The mother and baby got bored of us and moved on when a male arrived. He wasn't bothered by us at all and came down twice very low to pick up some yellow leaves off the ground, then chewed them while staring at us. Another male and female came along through the trees, although they stayed much higher. We stayed watching them all for almost an hour. Omano then took us completely off the trail and brought us to a mother and baby, very close this time and we were able to get a brilliant video. They stayed for around 20 minutes before swinging back into the trees, the baby clinging onto its mother's back.
Some more hard trekking (down and through a stream then up a steep climb) and we arrived at another mother and baby orangutan, and a group of tourists. They had been feeding the mother bananas and when they ran out of food she came very close and grabbed onto a ladies arm. The Orangutan was very calm but obviously had a pretty tight grip as the lady was very scared - staying still but saying "I'm very afraid". Unfortunately all her guide could say was "I'm afraid too!" Luckily Omano was able to distract the mother, and move her away from the scared lady by standing very tall over her, making eye contact and pushing against her, scaring her back to the trees. You're not allowed to feed any of the animals intthe jungle and this is why, it was lucky we turned up or the lady might still be there now!
That slightly scary episode reminded us that while looking so amazing and friendly, the Orangutans were still wild animals, which made it even more daunting when we came across "Mina" and her baby, the Orangutan with a reputation for being agressive.

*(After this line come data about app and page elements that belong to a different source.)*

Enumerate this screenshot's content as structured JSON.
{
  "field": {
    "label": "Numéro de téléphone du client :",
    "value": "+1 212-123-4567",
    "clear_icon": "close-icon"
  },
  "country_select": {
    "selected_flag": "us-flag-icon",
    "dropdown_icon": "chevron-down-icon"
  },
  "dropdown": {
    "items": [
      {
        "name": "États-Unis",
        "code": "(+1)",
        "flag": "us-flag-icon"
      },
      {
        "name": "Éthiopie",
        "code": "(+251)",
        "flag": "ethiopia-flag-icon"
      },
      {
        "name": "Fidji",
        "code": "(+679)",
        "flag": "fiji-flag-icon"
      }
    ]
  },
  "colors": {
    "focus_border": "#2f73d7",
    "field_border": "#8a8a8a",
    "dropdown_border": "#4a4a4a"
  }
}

Our guide had us ready to run, but luckily we got past ok!
We met our final orangutan while stopping for lunch, a female came down from the trees and very quickly manage to steal a cucumber! She stayed in the treetops watching and so we weren't able to stay in the clearing we had found and had to move somewhere else to eat. After another hours treking we arrived at a waterfall, where we ate Nasi Goreng, out of a brown paper wrapping, with our fingers. The best Nasi Goreng we've ever had!
Omano had told us that this time of year was good to see many orangutans, as there was lots of fruit that they like coming into season. I hadn't wanted to get my hopes to high but I never expected to see as many as we did, it was fantastic! We've put up loads of pictures, just couldn't choose which were the best! Being so close to them was breath-taking, and really hits home how similar they are to humans, especially when you look in their eyes.

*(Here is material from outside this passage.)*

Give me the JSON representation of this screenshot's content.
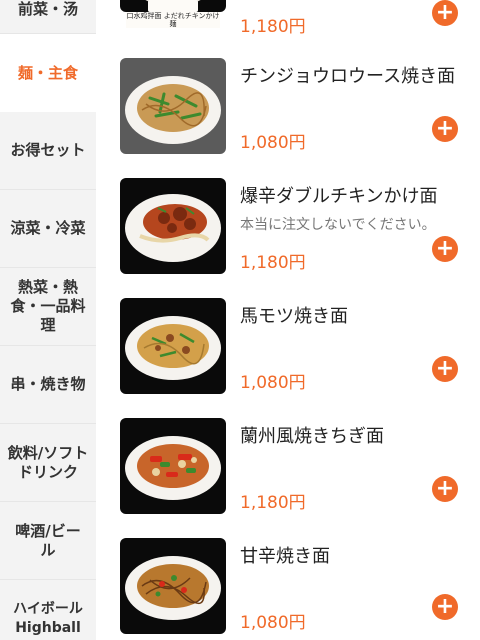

After lunch and resting in the sun, we set off on the very difficult two hour trek to the river. Towards the end it was a steep drop down and we were climbing and holding on to tree roots. We were very tired, my legs were shaking, but we made it! At the river we had a swim, the cool water being just what we needed, and rested for a while before being joined by another guide for our white water rafting/tubing back. We rafted down the river and mini waterfalls on three tubes tied together, the water was pretty low (about waist hight) but that was deep enough to keep us moving. After half an hour we had reached the hotel and had just enough energy to climb the steps to our room and get showered and changed!
That evening we had just enough energy to eat, sing and play more guitar! The next day we could hardly move our legs and so, apart from visiting the feeding platform in the morning, we did nothing all day! At the platform we saw another four Orangutans (2 males and a mother and baby)but were quite far away and surrounded by tourists so, while still good, it didn't compare to the trek!

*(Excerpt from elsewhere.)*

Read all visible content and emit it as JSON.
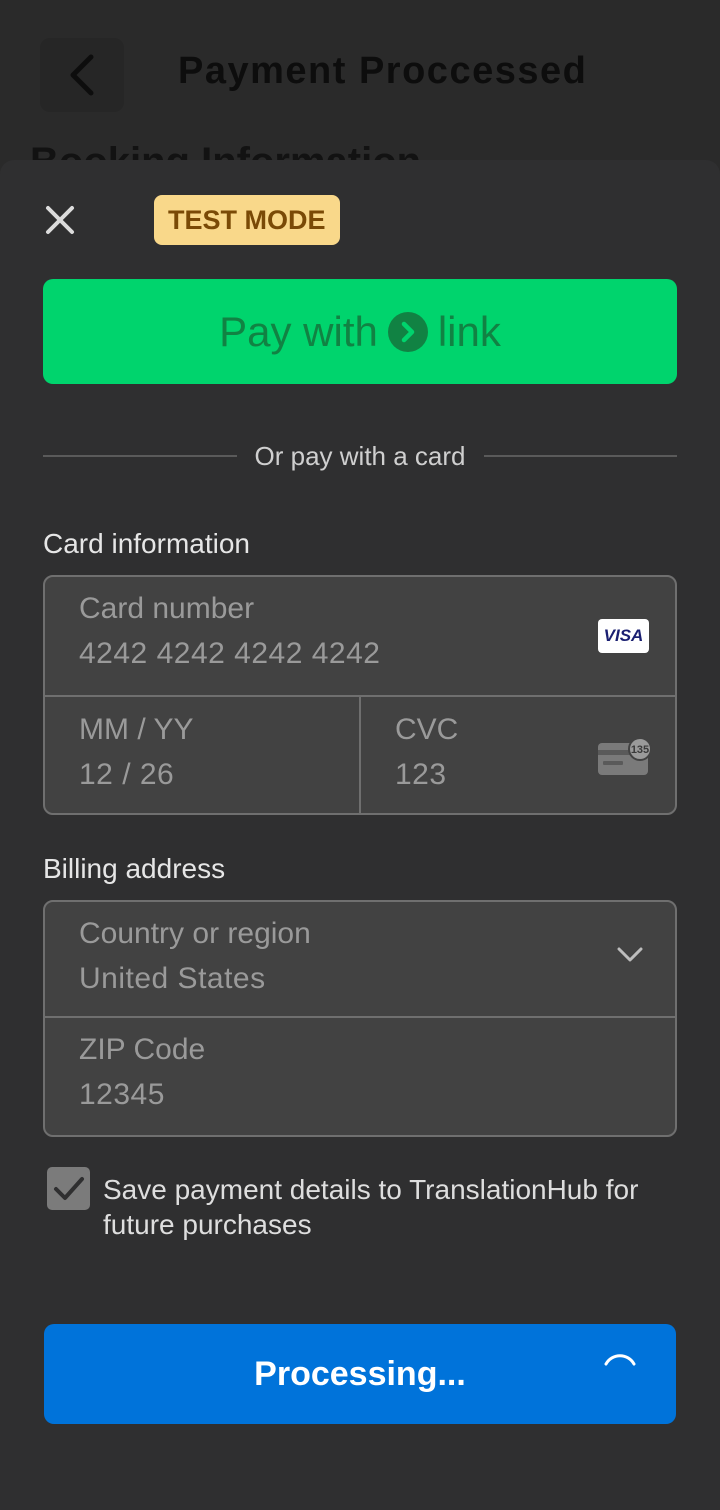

As we didn't have long in Indonesia we booked seats on a minibus to Lake Toba for the following morning. While we we're very sad to leave Bukit Lawang, we took some amazing memories with us.